This political angst must be taken outside of its virtual environment in order to break free of its constructed boundaries. A final quote by Chun describes how users can turn control-freedom on its head to change power and knowledge:
By questioning the position of the consumer – and its counterpart, the user – we can begin to expose the objectification and virtualization of others that underlie this myth of supreme agency, and begin to understand how the Internet can enable something like democracy. By examining the privatization of language, we can begin to understand the ways in which power and knowledge are changing. (Control-Freedom, p 40)
Self acknowledgment, therefore, is a way to circumvent control-freedom devices. Using the internet as an active tool instead of a passive influencer may help users reclaim cyberspace. Online zines, blogs, and forums, for example, provide spaces for long-form critical analysis rather than shallow 280-character posts. The process of writing substantive arguments that aren’t direct responses to someone else’s post allows users to think through ideas and form content based on thought instead of reactions.
The lack of distinction between rational fear and paranoia is a real and dangerous consequence of technological use.

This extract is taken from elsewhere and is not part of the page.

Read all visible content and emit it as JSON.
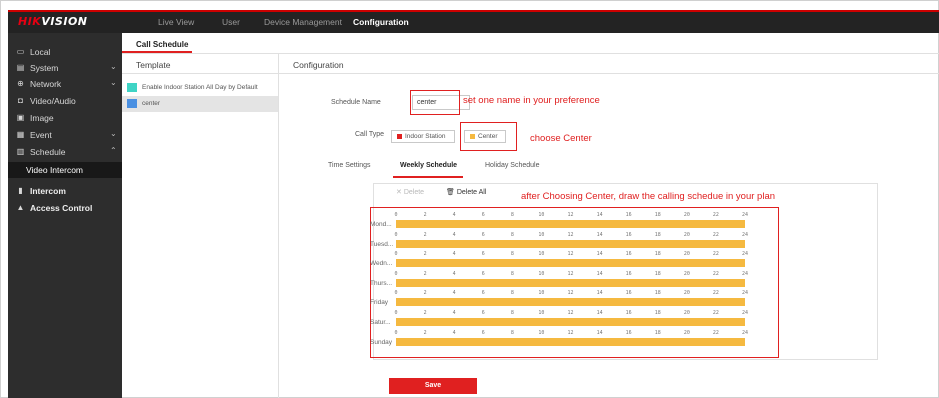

You start to question if your emotions are your own, or were manufactured by whatever you are consuming. People become distracted by vapid aesthetics and are weaponized politically, while others justifiably fear control but are mentally restricted from meaningful action. Sometimes collective action fights this dynamic, but it is often quelled by actions such as violent police response, misinformation campaigns in media, and corrupted legislature. It takes great efforts of organizing and publicizing to get collective actions off the ground, only for them to be combated with a little bit of effort by the powerful. Viable solutions then seem to be getting off corporate-controlled social media networks and creating content that deliberately jams commodified culture.
Huszar et al., 2021 https://cdn.cms-twdigitalassets.com/content/dam/blog-twitter/official/en_us/company/2021/rml/Algorithmic-Amplification-of-Politics-on-Twitter.pdf
Kuss & Griffiths, 2011